= Beginning of Section =

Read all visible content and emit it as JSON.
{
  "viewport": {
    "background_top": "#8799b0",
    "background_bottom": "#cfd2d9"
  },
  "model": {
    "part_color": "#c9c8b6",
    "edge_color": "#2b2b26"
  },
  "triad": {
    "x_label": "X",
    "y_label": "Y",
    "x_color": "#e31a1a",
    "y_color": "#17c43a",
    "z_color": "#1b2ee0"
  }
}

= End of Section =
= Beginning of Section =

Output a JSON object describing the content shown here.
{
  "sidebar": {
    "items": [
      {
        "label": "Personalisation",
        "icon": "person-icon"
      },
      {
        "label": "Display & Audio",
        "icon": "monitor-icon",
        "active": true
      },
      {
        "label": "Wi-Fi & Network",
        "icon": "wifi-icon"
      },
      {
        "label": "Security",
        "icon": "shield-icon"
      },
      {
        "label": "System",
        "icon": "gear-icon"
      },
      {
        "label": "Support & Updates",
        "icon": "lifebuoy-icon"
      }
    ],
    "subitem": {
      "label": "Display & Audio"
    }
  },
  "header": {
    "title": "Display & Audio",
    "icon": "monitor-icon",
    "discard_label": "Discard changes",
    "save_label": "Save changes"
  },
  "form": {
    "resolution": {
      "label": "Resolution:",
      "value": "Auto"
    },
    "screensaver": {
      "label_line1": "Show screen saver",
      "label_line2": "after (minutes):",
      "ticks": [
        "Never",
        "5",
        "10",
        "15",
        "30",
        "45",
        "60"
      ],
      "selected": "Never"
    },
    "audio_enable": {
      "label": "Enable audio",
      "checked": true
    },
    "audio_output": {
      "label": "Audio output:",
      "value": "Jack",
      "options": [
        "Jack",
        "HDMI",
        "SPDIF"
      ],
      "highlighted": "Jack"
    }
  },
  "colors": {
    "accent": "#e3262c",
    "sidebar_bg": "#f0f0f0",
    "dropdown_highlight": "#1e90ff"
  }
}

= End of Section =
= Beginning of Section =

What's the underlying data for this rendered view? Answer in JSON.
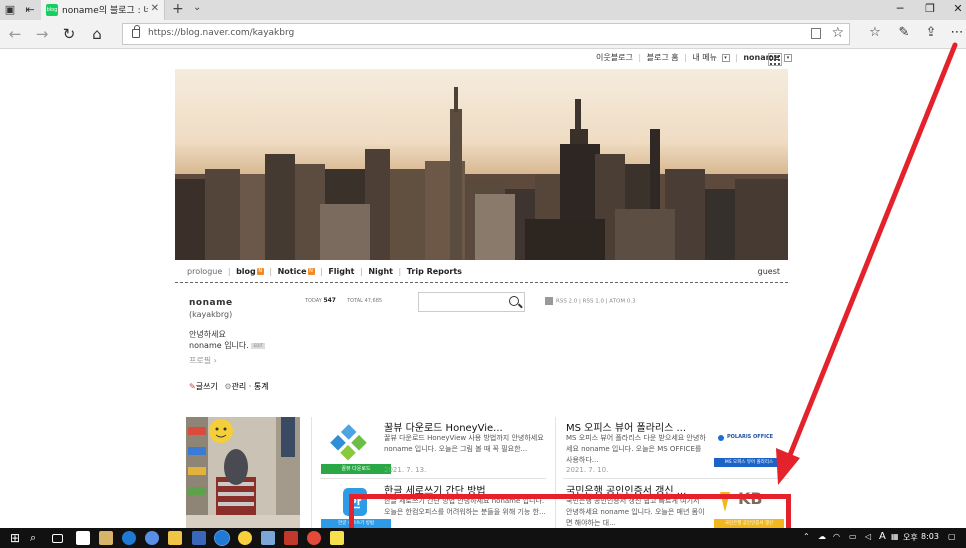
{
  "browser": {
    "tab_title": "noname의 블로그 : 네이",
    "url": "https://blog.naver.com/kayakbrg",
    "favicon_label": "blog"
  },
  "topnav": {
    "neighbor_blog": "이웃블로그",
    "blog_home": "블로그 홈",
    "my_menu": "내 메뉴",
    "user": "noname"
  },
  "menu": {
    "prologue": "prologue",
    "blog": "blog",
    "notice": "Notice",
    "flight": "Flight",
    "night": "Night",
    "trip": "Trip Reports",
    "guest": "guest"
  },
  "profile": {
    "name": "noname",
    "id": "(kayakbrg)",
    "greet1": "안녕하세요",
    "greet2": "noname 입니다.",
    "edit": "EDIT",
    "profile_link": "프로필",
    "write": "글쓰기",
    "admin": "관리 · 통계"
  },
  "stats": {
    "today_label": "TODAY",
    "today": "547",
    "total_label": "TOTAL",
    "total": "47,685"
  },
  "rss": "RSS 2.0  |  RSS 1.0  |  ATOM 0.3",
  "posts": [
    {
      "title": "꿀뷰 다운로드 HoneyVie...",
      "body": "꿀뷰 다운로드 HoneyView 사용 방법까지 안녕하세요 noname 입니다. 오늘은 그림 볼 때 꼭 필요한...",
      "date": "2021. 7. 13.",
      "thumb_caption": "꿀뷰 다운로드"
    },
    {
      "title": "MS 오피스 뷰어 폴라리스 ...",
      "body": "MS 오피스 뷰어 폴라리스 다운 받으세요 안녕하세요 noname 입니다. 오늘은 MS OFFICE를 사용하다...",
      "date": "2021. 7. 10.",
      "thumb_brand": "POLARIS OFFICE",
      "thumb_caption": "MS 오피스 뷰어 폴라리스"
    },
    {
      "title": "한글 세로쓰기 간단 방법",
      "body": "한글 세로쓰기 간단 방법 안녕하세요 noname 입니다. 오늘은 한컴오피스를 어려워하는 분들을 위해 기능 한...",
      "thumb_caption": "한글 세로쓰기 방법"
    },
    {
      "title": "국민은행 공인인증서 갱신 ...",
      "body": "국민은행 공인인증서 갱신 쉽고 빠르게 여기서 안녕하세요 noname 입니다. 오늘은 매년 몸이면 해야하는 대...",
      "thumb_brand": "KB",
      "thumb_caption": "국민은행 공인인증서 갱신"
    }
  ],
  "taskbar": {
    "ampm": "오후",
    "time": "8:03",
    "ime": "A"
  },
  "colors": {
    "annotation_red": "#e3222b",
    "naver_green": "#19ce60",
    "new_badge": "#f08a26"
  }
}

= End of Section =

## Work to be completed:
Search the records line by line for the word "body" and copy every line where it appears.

## Solved problem:
      "body": "꿀뷰 다운로드 HoneyView 사용 방법까지 안녕하세요 noname 입니다. 오늘은 그림 볼 때 꼭 필요한...",
      "body": "MS 오피스 뷰어 폴라리스 다운 받으세요 안녕하세요 noname 입니다. 오늘은 MS OFFICE를 사용하다...",
      "body": "한글 세로쓰기 간단 방법 안녕하세요 noname 입니다. 오늘은 한컴오피스를 어려워하는 분들을 위해 기능 한...",
      "body": "국민은행 공인인증서 갱신 쉽고 빠르게 여기서 안녕하세요 noname 입니다. 오늘은 매년 몸이면 해야하는 대...",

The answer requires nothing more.